WHAT YOU SHOULD DO: Take each line below that has "subtitle" and copy it.

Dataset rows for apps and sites
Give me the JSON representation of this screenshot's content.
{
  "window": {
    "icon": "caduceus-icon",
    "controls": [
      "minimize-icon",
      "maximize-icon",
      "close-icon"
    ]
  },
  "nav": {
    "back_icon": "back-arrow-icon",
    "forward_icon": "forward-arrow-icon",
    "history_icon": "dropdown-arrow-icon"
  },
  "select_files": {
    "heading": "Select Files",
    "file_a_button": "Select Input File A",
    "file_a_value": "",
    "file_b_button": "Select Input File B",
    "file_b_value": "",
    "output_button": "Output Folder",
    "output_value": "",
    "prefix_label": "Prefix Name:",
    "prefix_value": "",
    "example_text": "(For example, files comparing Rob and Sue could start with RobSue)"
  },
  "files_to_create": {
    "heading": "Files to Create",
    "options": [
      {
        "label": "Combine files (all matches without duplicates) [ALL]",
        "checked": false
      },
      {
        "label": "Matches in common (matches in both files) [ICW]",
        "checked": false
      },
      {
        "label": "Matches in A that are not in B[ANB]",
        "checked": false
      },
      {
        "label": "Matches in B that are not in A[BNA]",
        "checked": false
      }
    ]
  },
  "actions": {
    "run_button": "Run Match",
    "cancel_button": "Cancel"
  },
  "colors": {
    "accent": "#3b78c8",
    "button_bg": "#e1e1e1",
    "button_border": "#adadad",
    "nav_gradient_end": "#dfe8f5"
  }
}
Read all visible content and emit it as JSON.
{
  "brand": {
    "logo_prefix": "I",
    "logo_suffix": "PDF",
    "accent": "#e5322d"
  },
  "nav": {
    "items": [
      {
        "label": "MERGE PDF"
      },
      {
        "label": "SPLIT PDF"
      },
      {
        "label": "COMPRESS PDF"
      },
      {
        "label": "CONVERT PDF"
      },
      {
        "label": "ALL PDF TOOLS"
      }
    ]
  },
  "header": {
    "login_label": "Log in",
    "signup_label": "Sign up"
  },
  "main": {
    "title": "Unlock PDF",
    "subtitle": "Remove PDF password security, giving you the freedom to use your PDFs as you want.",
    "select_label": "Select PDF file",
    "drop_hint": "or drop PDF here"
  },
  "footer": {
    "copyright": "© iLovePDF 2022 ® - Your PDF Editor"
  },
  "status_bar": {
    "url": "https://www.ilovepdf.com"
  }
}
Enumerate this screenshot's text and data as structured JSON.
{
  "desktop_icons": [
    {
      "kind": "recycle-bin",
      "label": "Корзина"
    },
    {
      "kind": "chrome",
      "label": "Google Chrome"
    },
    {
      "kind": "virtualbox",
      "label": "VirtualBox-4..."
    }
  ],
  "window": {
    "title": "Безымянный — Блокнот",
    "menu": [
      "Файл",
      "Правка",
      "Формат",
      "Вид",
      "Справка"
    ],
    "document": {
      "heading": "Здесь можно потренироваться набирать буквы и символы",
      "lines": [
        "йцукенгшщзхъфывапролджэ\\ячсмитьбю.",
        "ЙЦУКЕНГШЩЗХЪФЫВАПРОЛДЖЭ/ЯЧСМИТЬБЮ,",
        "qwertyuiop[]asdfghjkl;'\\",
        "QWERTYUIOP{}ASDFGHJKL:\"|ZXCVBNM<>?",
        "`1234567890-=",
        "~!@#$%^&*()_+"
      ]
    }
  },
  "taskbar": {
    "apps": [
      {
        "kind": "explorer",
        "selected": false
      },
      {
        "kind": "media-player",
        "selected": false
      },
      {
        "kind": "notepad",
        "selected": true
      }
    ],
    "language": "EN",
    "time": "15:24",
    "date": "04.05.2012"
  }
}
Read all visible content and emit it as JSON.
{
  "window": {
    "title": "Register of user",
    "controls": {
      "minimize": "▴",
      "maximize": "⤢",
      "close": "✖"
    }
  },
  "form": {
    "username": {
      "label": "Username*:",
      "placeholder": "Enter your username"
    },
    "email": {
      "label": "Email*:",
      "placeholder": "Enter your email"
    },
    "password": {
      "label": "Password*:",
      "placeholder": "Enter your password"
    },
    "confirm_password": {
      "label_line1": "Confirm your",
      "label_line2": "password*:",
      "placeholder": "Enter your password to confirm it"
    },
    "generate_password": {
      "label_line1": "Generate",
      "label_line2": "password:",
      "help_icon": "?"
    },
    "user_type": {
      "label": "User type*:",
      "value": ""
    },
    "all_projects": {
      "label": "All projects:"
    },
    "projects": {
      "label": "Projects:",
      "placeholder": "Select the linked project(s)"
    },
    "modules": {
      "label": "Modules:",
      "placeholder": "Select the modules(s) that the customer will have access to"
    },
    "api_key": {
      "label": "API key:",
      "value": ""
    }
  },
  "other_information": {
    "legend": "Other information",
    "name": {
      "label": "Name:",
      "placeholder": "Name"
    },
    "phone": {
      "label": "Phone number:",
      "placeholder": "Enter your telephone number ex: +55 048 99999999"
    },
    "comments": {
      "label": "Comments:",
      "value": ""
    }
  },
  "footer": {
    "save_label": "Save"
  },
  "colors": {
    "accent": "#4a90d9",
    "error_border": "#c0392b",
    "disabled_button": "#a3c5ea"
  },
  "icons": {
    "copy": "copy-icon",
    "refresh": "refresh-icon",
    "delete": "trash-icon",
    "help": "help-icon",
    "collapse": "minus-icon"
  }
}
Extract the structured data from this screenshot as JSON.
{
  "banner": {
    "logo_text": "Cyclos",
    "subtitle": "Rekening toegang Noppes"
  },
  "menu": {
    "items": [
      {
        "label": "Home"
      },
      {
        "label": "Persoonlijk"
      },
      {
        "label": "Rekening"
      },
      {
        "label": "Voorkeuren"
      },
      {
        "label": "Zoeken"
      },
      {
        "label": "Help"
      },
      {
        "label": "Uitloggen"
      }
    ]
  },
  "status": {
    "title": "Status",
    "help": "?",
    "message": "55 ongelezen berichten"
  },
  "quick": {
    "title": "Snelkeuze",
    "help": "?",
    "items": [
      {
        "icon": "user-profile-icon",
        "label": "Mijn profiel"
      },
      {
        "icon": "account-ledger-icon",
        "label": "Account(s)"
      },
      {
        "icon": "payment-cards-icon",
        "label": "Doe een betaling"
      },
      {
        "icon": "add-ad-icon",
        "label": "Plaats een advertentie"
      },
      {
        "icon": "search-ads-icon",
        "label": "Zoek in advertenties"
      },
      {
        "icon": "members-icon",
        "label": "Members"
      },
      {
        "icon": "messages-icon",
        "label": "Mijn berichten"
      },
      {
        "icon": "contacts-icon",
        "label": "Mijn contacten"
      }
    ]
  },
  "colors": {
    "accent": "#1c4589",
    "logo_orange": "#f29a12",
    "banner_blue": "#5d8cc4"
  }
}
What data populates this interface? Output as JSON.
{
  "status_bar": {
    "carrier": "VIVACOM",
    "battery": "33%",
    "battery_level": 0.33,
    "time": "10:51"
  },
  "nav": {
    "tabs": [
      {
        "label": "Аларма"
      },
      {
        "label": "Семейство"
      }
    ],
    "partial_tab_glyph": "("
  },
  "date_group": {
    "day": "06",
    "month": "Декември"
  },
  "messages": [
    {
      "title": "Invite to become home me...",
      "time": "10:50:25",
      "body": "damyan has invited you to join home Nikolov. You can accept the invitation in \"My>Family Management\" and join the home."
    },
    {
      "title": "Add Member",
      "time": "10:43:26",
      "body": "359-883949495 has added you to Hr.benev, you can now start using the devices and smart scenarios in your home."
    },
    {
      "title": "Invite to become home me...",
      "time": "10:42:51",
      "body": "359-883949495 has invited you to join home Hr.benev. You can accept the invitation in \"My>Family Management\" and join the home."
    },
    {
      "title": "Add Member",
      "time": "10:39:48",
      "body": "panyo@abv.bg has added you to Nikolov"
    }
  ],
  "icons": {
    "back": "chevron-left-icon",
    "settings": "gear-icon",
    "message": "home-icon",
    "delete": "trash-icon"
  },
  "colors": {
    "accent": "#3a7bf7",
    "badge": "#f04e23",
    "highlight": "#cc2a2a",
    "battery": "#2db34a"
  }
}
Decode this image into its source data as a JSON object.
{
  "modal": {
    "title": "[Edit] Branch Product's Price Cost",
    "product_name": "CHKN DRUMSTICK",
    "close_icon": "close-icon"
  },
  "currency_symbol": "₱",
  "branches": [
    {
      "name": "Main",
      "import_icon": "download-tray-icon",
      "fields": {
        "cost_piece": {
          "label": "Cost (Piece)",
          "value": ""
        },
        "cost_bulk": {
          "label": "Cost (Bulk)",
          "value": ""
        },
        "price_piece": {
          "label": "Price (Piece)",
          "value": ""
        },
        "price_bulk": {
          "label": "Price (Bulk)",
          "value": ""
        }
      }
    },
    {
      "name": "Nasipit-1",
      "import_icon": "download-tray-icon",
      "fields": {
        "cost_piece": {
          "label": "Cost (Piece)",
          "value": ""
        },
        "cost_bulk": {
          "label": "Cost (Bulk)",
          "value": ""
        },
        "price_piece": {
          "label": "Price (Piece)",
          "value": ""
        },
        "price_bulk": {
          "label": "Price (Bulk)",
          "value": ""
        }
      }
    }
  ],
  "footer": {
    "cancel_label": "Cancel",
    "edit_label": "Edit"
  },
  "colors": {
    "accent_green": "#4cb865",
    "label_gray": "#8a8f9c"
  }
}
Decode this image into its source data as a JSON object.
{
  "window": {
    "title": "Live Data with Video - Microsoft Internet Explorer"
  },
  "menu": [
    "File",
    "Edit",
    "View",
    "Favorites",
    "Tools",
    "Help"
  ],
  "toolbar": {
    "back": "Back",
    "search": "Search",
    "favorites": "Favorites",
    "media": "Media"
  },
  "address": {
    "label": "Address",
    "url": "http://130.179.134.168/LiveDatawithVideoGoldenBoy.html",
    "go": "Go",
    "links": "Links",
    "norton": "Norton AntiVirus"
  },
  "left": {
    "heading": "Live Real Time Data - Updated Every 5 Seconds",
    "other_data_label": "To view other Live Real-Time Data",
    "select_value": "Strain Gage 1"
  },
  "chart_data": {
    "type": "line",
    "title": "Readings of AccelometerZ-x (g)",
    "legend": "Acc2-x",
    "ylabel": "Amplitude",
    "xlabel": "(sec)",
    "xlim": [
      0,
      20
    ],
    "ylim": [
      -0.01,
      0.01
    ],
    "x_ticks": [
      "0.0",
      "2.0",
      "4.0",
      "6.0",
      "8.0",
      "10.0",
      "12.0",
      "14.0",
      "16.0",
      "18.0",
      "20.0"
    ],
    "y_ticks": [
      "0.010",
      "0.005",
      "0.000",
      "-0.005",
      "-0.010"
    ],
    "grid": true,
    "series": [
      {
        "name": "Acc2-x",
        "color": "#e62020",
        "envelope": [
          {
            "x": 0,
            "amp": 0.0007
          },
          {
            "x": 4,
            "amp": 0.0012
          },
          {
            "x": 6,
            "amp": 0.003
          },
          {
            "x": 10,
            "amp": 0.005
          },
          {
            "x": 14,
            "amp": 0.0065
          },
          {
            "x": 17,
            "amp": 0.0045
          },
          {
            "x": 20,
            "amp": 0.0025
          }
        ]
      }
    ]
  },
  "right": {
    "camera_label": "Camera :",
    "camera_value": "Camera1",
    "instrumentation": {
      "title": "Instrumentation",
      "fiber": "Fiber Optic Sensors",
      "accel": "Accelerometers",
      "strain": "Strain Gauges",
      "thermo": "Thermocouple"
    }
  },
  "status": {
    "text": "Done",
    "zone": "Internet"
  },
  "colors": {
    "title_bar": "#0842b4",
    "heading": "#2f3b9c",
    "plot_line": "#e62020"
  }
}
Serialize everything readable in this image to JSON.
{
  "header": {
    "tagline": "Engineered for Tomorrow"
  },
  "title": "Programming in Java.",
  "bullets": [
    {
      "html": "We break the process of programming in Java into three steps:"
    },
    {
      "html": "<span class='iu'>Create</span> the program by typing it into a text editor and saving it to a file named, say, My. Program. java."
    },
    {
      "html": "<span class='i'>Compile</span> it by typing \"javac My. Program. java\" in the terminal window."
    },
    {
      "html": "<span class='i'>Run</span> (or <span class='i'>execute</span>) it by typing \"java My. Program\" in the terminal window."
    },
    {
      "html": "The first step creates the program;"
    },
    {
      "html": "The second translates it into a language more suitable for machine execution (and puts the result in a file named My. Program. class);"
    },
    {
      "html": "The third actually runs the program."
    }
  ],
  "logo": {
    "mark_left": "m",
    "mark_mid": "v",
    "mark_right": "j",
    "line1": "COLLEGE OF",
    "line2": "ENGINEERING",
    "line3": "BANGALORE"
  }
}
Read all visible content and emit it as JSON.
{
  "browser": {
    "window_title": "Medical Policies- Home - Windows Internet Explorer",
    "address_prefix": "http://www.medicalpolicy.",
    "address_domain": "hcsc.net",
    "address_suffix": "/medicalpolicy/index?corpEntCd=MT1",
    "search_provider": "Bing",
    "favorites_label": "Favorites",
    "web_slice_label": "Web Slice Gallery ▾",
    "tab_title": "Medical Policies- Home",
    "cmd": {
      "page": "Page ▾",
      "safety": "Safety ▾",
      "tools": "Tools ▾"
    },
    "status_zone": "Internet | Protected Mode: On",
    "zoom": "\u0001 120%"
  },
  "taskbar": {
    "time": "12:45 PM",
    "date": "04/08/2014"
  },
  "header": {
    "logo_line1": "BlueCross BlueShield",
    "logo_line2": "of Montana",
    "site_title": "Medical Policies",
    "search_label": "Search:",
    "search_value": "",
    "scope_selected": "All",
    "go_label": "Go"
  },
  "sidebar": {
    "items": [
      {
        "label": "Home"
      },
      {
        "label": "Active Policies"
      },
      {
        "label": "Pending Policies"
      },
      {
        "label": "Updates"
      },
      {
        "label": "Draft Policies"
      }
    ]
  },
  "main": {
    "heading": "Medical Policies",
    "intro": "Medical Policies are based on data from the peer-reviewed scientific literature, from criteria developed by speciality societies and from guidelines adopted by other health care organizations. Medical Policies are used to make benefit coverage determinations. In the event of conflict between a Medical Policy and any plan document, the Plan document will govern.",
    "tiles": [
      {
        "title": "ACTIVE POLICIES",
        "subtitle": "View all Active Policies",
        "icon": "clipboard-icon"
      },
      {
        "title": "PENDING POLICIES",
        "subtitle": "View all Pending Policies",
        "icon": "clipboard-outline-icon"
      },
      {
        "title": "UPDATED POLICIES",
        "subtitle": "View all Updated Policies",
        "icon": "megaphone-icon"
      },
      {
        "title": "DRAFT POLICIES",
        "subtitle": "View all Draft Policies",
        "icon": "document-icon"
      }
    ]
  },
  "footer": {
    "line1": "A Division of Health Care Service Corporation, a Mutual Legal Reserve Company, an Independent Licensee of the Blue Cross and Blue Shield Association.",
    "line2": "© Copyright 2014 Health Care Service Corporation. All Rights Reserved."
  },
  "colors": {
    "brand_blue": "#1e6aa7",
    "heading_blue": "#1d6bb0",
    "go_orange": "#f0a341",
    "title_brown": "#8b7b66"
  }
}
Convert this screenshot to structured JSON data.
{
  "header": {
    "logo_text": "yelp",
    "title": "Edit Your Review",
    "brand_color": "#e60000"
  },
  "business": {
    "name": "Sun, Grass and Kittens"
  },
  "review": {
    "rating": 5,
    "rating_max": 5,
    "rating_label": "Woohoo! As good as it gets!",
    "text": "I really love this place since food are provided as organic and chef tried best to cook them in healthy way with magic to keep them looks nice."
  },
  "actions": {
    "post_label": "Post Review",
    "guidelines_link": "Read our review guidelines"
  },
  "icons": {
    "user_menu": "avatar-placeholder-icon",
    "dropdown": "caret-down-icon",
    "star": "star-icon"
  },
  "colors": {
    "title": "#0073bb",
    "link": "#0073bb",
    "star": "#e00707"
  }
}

ANSWER SPACE:
    "subtitle": "Remove PDF password security, giving you the freedom to use your PDFs as you want.",
    "subtitle": "Rekening toegang Noppes"
        "subtitle": "View all Active Policies",
        "subtitle": "View all Pending Policies",
        "subtitle": "View all Updated Policies",
        "subtitle": "View all Draft Policies",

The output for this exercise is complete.